3 tools to promote sustainable fishing and end human rights abuses

Two men drive out into the ocean in their shrimp fishing boat surrounded by sea birds flying along above them.

Our oceans provide us with a wealth of benefits, including a seemingly infinite supply of fish. But today, one third of the world鈥檚 assessed wild fish stocks have been pushed beyond their natural limits, and populations of the most vulnerable marine life continue to get caught up in nets and hooked on lines. Simply put, the way we fish today is unsustainable. That鈥檚 bad news for nature and people, and not only because it impacts important sources of food and income.

The problems that lead to declines in ocean life are rooted in some of the same underlying conditions that lead to human rights abuses鈥攚eak laws, a lack of transparency, and demand for cheap products. And the solutions to help people fish more sustainably also create the critical infrastructure needed to eliminate human rights abuses in fisheries. WWF is working with fishers, managers, and the marketplace on three tools that are being put to work right now.

Reporting standards 

The value of illegal fishing and trade is estimated to be upwards of $36.4 billion each year, and where there is illegal fishing and trade, there are often other major violations, including human rights abuses such as forced labor, human trafficking, and child labor. Information is the power that authorities need to detect bad behavior and hold to account those abusing the system.

According to a report commissioned by WWF, the world has been slow to adopt the kinds of technologies and systems that aid responsible management of fisheries. One reason is a lack of universally recognized standards for collecting and reporting data, which makes it nearly impossible to track seafood from catch to consumer. 

WWF works with seafood companies to develop voluntary standards that lay the foundation for seafood traceability worldwide. Today, more than 60 companies around the globe, including some of the most influential seafood buyers, have committed to put these standards to work. 

Pomada shrimp in Posorja, Ecuador

Offloading freshly caught skipjack tuna from a vessel that is outfitted with electronic monitoring.

Electronic reporting apps

Capturing data to help create that transparency can be difficult, particularly when small-scale fishers have limited resources and infrastructure to self-report.

WWF developed an electronic app, an e-logbook, to help shrimp fishers in Ecuador report catches. A successful pilot caught the attention of fishers and leaders in Chile and now the government agency that oversees fishing uses the app to meet the country's industrial fishing fleets.
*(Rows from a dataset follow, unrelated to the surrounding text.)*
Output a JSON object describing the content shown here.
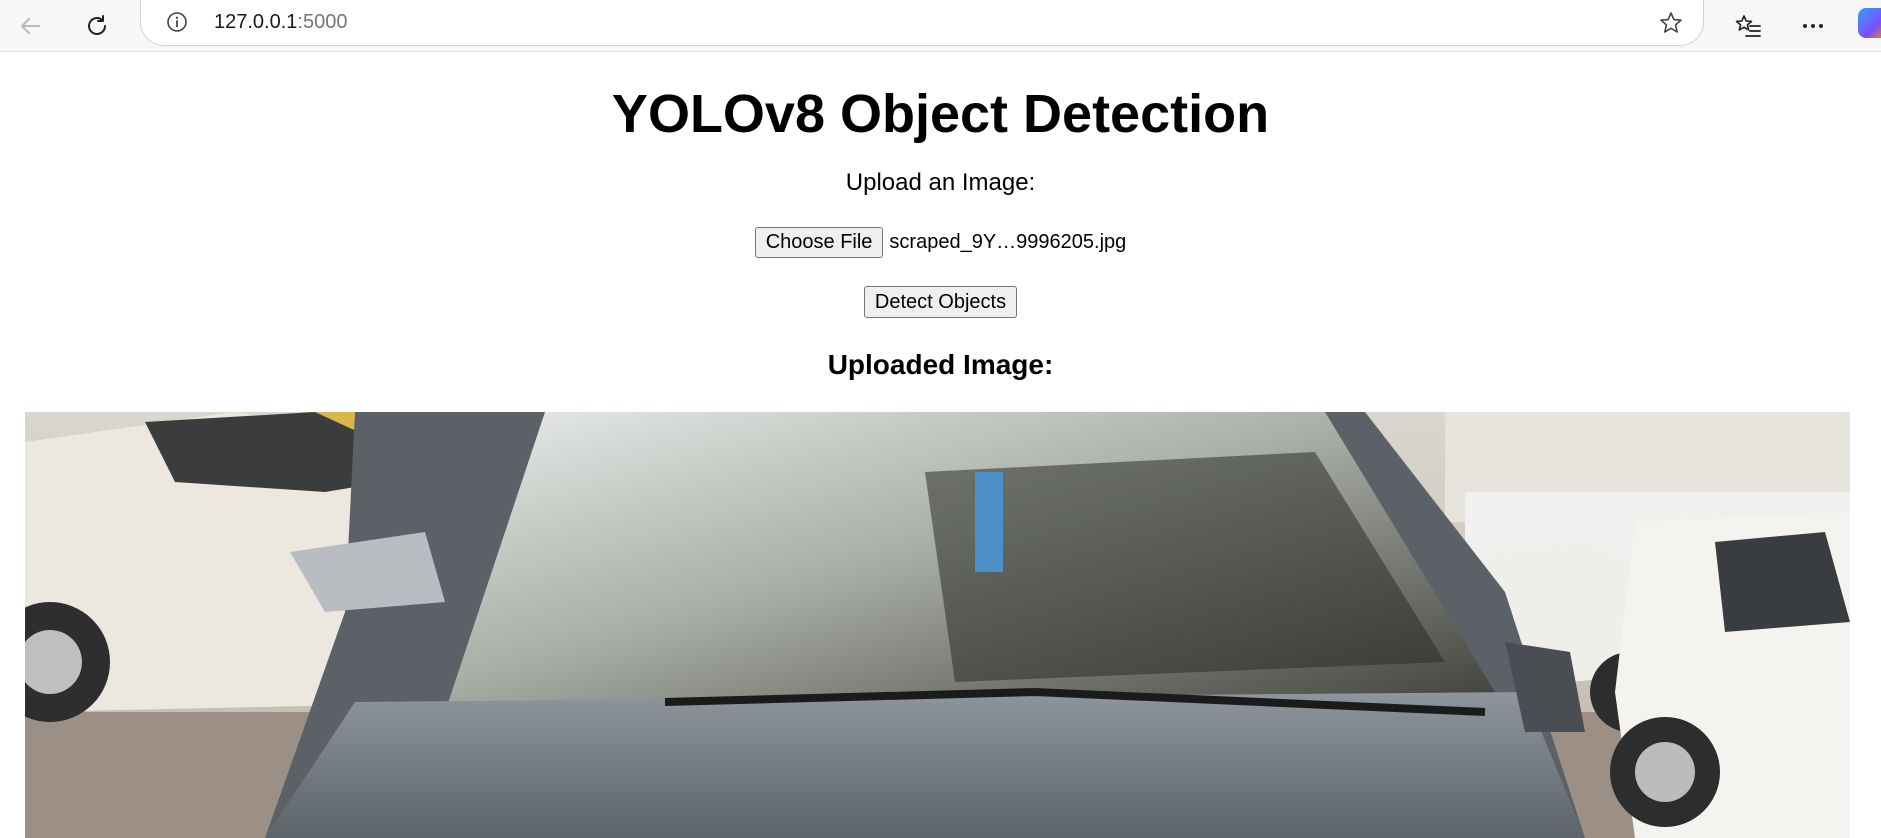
{
  "browser": {
    "url_host": "127.0.0.1",
    "url_port": ":5000",
    "icons": {
      "back": "back-arrow-icon",
      "reload": "reload-icon",
      "site_info": "info-icon",
      "favorite": "star-icon",
      "favorites": "favorites-list-icon",
      "more": "more-dots-icon"
    }
  },
  "page": {
    "title": "YOLOv8 Object Detection",
    "upload_label": "Upload an Image:",
    "choose_file_label": "Choose File",
    "file_name": "scraped_9Y…9996205.jpg",
    "detect_label": "Detect Objects",
    "uploaded_heading": "Uploaded Image:"
  },
  "colors": {
    "toolbar_bg": "#f7f7f7",
    "button_bg": "#efefef",
    "button_border": "#767676"
  }
}
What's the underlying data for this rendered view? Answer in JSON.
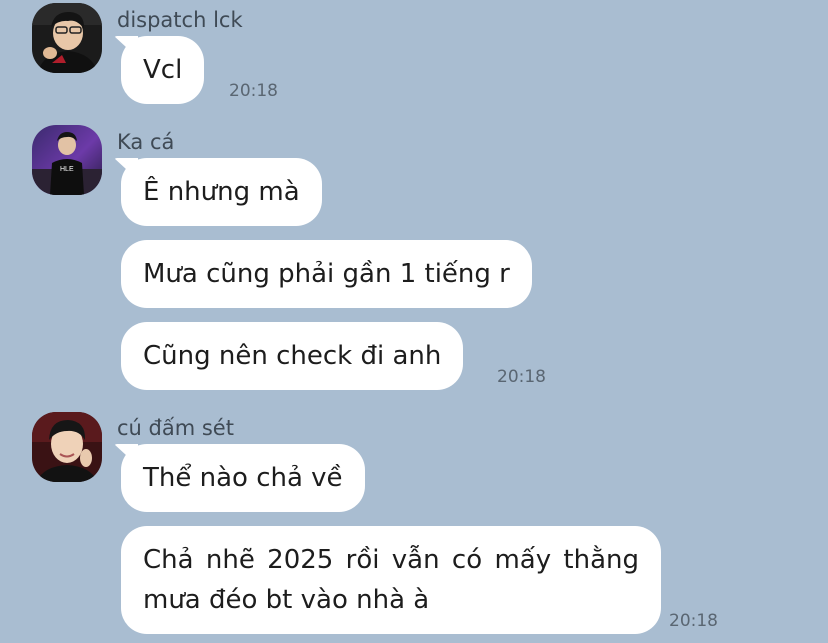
{
  "messages": [
    {
      "sender": "dispatch lck",
      "avatar": "user-avatar-photo",
      "bubbles": [
        "Vcl"
      ],
      "time": "20:18"
    },
    {
      "sender": "Ka cá",
      "avatar": "user-avatar-photo",
      "bubbles": [
        "Ê nhưng mà",
        "Mưa cũng phải gần 1 tiếng r",
        "Cũng nên check đi anh"
      ],
      "time": "20:18"
    },
    {
      "sender": "cú đấm sét",
      "avatar": "user-avatar-photo",
      "bubbles": [
        "Thể nào chả về",
        "Chả nhẽ 2025 rồi vẫn có mấy thằng mưa đéo bt vào nhà à"
      ],
      "time": "20:18"
    }
  ],
  "colors": {
    "background": "#a9bdd1",
    "bubble": "#ffffff",
    "sender_text": "#3f4a55",
    "timestamp_text": "#5a6672"
  }
}
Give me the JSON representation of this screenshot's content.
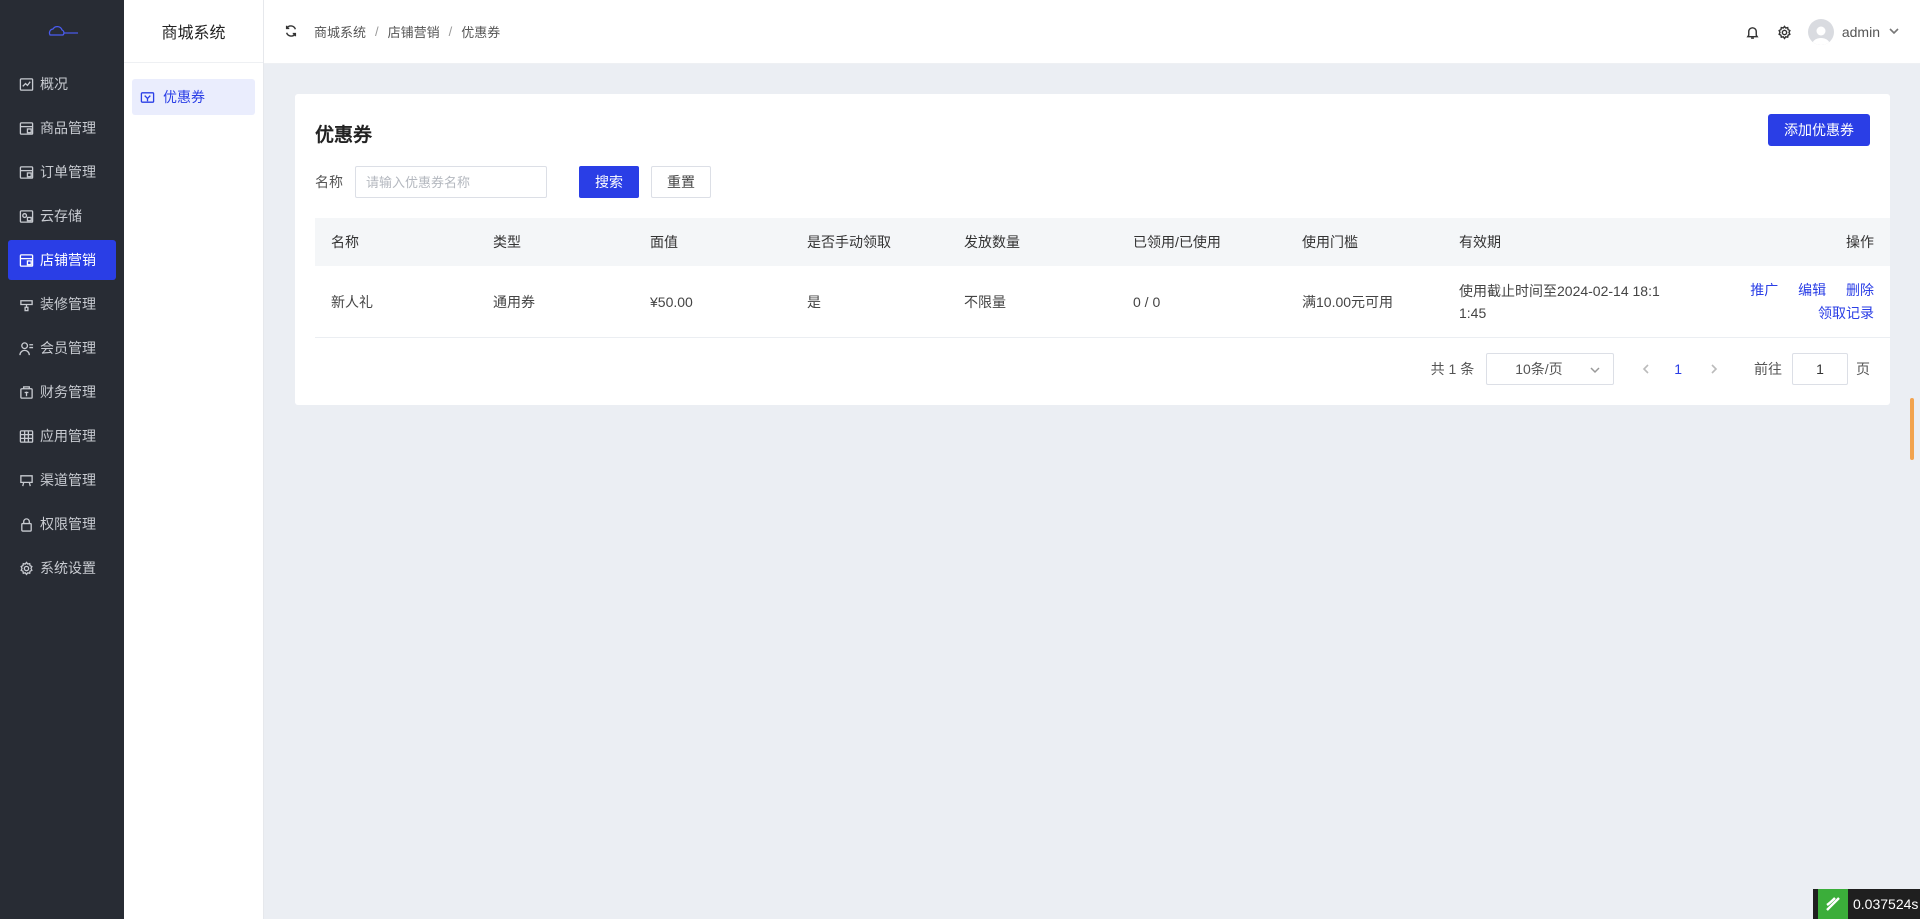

To date, the e-logbooks have recorded information on at least one thousand fishing trips. Other traceability apps, like Peru鈥檚 , are seeing similar integration throughout mahi-mahi, squid, shark, and bonito supply chains.

Tracking & monitoring systems

In large-scale commercial fishing, observers provide an important layer of monitoring. But it is not always feasible鈥攐r safe鈥攖o bring a human observer onboard a vessel while it鈥檚 fishing. WWF鈥檚 been involved in several projects designed to determine if electronic monitoring systems can keep up with human observers. So far, the results are promising.

In Ghana, the proof is in the pilot. An entire tuna fleet was outfitted with a system that uses cameras and satellite tracking to record fishing activities. Afterward, expert analysis found this approach to be both cost-efficient and effective. The system also promotes observer safety as people collect data after the trip and in an office, rather than during a trip on the vessel.

Transparency is the biggest threat to the black-market seafood trade and the systemic abuses that fuel it. The more we know about seafood鈥檚 pathway from the vessel that caught it to the plate on which it鈥檚 served, the more effective we can be at making sure there鈥檚 nowhere for environmental and human rights abuses to hide.

Read more about bringing fisheries forward.